• [Description of the task]: Scan the entries below. Report each line where the string "icon" occurs.
####
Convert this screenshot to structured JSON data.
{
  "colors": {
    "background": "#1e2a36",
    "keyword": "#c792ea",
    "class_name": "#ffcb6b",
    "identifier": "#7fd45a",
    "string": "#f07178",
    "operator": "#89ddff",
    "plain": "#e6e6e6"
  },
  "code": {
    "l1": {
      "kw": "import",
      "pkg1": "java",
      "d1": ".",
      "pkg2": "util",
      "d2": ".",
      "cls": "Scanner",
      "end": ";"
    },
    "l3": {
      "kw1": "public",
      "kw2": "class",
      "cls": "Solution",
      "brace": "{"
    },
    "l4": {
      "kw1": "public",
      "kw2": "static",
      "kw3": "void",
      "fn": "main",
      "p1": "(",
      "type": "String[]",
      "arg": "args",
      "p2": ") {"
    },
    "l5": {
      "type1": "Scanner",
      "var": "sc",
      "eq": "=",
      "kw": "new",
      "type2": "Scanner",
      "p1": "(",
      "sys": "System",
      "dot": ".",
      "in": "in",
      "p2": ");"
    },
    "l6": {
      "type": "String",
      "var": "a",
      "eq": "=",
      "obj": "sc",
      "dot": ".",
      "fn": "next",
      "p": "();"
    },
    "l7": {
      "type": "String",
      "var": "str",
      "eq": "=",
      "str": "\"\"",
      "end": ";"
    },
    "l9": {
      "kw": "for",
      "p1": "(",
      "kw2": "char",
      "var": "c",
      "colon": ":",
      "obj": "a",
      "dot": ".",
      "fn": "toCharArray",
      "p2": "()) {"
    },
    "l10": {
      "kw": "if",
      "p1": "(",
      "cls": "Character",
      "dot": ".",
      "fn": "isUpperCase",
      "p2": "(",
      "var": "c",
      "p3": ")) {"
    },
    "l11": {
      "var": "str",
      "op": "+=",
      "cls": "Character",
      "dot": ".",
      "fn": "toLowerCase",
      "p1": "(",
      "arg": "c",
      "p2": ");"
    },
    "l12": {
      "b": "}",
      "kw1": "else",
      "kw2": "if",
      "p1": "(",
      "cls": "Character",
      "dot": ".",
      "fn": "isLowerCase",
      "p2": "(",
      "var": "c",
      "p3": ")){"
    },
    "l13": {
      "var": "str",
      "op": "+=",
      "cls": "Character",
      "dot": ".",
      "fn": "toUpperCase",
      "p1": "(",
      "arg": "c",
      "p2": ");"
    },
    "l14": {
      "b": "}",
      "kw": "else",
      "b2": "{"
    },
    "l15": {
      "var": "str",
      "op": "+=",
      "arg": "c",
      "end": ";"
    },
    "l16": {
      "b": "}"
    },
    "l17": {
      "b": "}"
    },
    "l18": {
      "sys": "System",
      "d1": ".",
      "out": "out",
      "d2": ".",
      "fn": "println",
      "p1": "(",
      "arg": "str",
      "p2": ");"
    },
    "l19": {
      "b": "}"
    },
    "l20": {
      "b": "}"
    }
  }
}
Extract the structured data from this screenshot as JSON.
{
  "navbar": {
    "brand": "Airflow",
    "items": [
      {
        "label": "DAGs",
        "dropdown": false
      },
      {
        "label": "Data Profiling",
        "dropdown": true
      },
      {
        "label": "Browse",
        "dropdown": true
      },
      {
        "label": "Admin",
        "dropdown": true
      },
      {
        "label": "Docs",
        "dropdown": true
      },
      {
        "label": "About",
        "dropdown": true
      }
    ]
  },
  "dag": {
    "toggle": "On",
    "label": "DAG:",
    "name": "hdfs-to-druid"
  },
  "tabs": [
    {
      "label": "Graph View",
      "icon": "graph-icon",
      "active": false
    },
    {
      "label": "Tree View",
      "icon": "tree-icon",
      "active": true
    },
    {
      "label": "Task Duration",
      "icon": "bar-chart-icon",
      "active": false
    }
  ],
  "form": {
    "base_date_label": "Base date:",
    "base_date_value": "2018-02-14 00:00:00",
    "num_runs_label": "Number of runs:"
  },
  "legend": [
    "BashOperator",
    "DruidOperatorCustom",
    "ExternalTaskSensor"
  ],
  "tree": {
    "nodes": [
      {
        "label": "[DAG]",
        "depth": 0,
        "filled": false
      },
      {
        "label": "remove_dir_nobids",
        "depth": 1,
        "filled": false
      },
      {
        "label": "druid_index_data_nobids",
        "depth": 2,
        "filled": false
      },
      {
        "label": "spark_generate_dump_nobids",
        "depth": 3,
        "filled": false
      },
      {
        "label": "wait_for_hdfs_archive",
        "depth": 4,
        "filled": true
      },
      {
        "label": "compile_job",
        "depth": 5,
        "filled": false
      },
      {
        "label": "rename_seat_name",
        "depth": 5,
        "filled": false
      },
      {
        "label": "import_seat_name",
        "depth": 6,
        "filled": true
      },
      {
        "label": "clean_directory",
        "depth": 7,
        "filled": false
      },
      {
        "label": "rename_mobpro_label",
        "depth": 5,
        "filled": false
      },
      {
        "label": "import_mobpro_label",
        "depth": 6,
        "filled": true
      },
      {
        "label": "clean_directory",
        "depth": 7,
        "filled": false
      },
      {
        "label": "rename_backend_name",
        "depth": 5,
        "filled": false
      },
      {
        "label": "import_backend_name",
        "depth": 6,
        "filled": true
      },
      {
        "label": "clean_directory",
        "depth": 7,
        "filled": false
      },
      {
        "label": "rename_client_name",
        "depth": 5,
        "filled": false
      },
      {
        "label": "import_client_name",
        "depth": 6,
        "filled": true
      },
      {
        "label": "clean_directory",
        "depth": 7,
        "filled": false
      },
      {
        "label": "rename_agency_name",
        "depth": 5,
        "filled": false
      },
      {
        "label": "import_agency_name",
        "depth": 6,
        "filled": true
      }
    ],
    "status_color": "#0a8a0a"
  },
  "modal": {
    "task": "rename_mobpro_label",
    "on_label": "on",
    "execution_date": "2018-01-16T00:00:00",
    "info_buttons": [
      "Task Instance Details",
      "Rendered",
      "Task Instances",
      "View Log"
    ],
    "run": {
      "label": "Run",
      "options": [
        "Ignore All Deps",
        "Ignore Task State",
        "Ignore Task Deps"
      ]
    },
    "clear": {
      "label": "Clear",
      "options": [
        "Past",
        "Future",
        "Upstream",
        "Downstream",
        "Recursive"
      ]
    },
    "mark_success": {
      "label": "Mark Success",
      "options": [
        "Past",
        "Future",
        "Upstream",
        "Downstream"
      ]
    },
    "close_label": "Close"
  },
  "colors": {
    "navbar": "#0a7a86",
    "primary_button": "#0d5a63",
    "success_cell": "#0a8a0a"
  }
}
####
• [Problem solution]:
      "icon": "graph-icon",
      "icon": "tree-icon",
      "icon": "bar-chart-icon",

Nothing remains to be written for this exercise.